NOTE: You can find out more when several organizers and performers from Bach Around the Clock are Norman Gilliland’s guests on Wisconsin Public Radio’s “The Midday” this coming Thursday from noon to 12:30 p.m.
For more information –including how to support the event with a donation and how to participate in it as a performer – go to the event’s homepage:
Here are some links to previous posts on this blog about attending earlier versions of Bach Around the Clock. Read them and look at the pictures, and you will see how enjoyable they are and how informative they are.
See you there!
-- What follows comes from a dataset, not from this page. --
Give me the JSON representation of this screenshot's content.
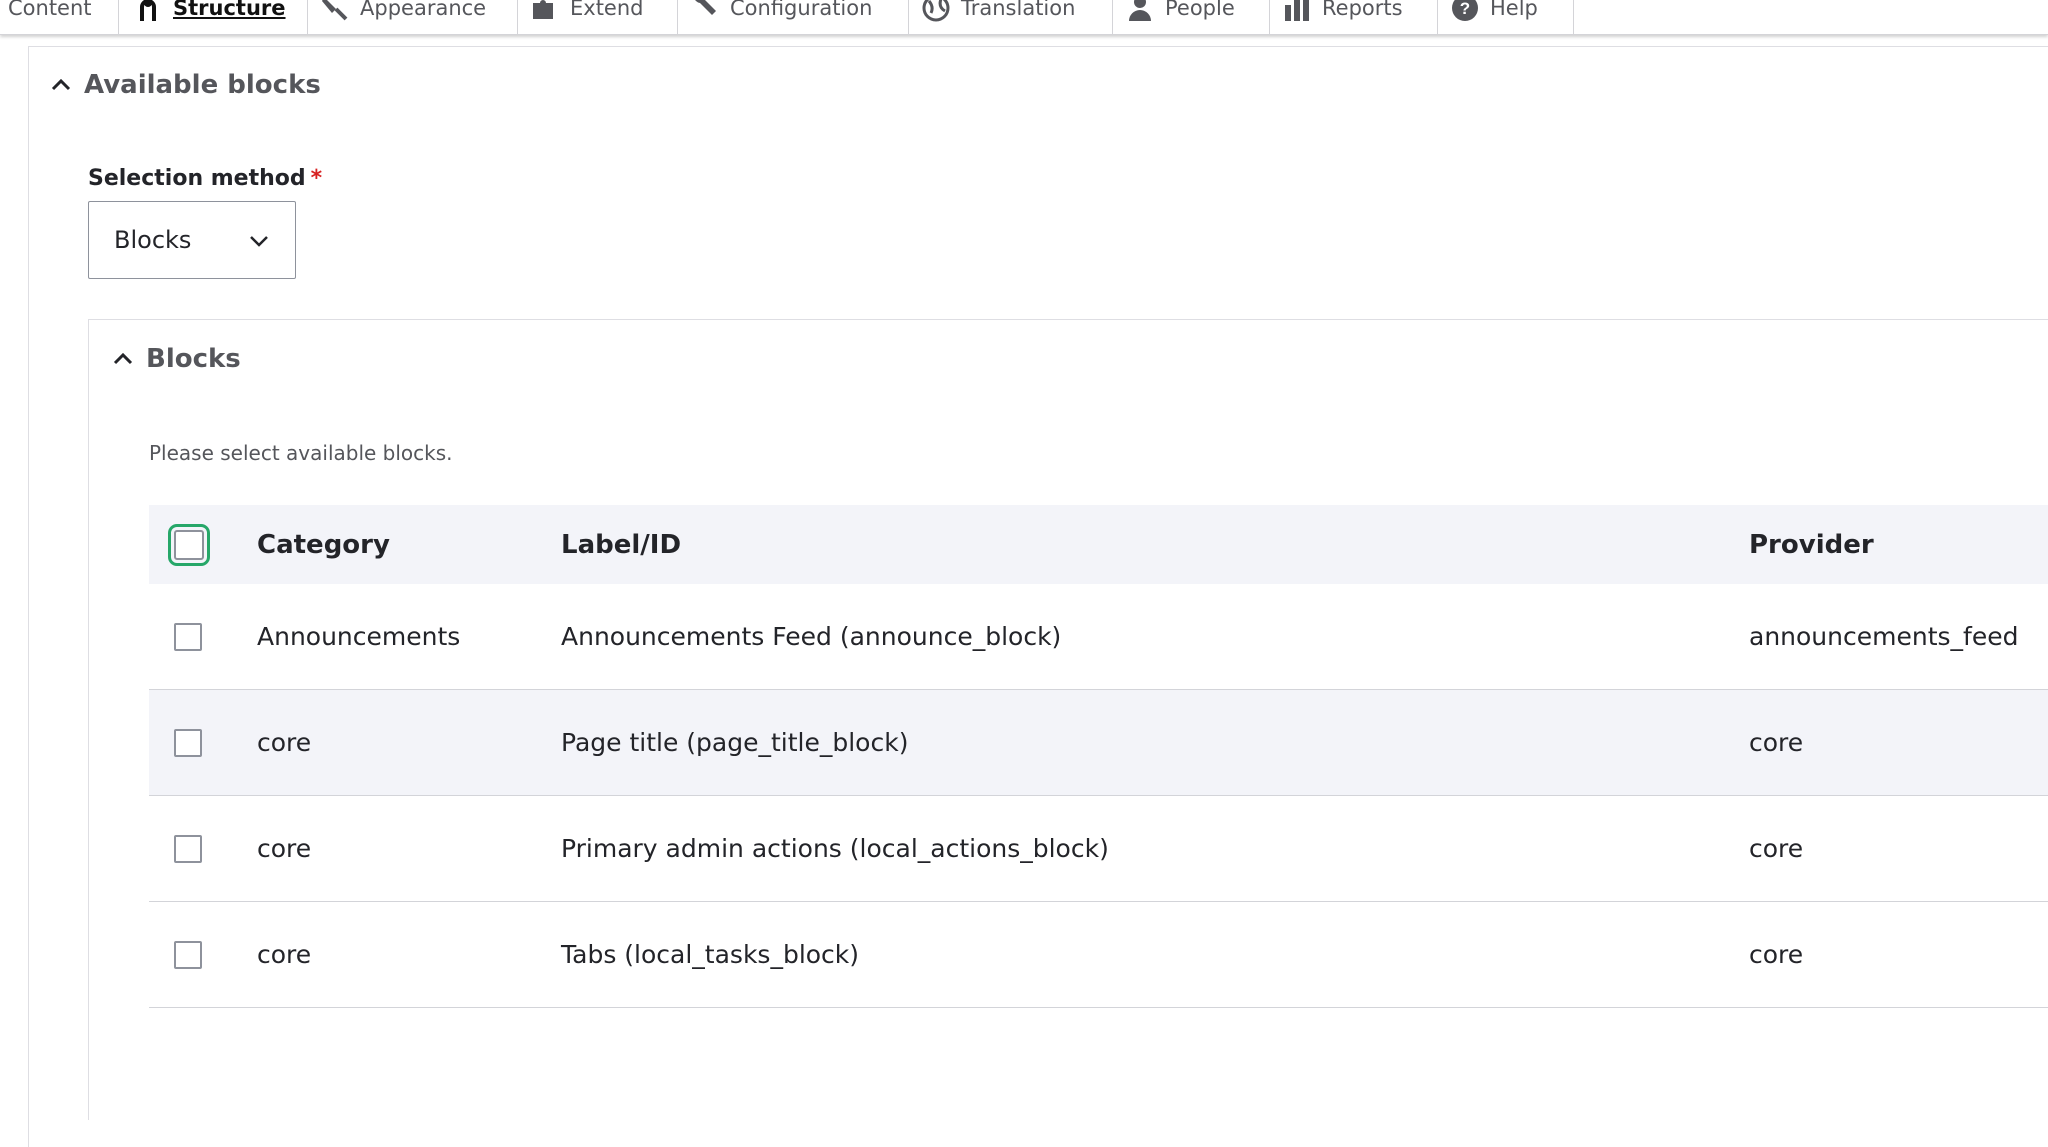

ALERT: Please IGNORE the posted dates and times below. Professor Emery Stephens has CANCELLED his appearances this week at the UW-Madison due to illness. According to the UW-Madison, Stephens will try to reschedule his master classes and recital layer this spring. The Ear apologies for any misunderstanding or inconvenience, but he just heard about the cancellation.
By Jacob Stockinger
(You can hear Emery Stephens narrate “The Passion of John Brown” in the YouTube video at the bottom.)
Now this week – today and Tuesday – the acclaimed scholar and baritone singer returns to the UW.
This time he will spend Monday coaching UW voice and piano students.
Then on Tuesday night at 6:30 p.m. in Morphy Recital Hall, Stephens plus the voice and piano students and UW collaborative pianist Martha Fischer will perform a FREE recital of African-American songs and spirituals. Also included are some solo piano works by African-American composer Harry T. Burleigh (1866-1949, below).
Here is a link not only to more information about Stephens’ recital, including the program, but also to information about his last visit and about a performance on Wednesday from 1:20 to 3 p.m. in the Memorial Union by the Black Music Ensemble.
ALERT: This week’s FREE Friday Noon Musicale, from 12:15 to 1 p.m. at the First Unitarian Society of Madison, 900 University Bay Drive, features classical guitarist Christopher Allen performing music by Abel Carlevaro, Leo Brouwer, Manuel Ponce and Federico Moreno-Torroba.
By Jacob Stockinger
Three upcoming events at the University of Wisconsin-Madison School of Music merit your attention and maybe your attendance.
Two concern racial diversity and the role of African-American composers and performers. It is an issue here and at many music schools around the country.
The third involves a concert by Javier Calderon of Latin American composers who wrote for the classical guitar.
All events are FREE and OPEN TO THE PUBLIC.
On Thursday night at 5-6 p.m. in Room 1351 of the Mosse Humanities Building, baritone Emery Stephens of Wayne State University in Detroit will present a lecture-recital titled “African American Voices in Classical Music,” with UW-Madison collaborative pianist Martha Fischer, along with an interactive component for audience members.
Stephens will share brief histories of the composers and their music. The program will include unaccompanied spirituals, spiritual arrangements and art songs by African-American composers.
Works will be by Harry Burleigh (1866-1949), Edward Boatner (1898-1981), Hall Johnson (1888-1970), Margaret Bonds (1913-1972), Charles Brown (b. 1940), and Betty Jackson King (1928-1994). Sorry, specific titles have not been mentioned.
For more about Stephens and his subject, visit:
On Friday afternoon from 3:30 to 5 p.m. in Room 1351 of the Mosse Humanities Building Stephens will present a master class on his Beyond Race Project.
On Saturday night at 7:30 p.m. in Mills Hall, UW-Madison School of Music professor Javier Calderon will give a FREE faculty concert of guitar music by music of Eduardo Caba (Bolivia), Manuel Ponce (Mexico), and Heitor Villa-Lobos (Brazil).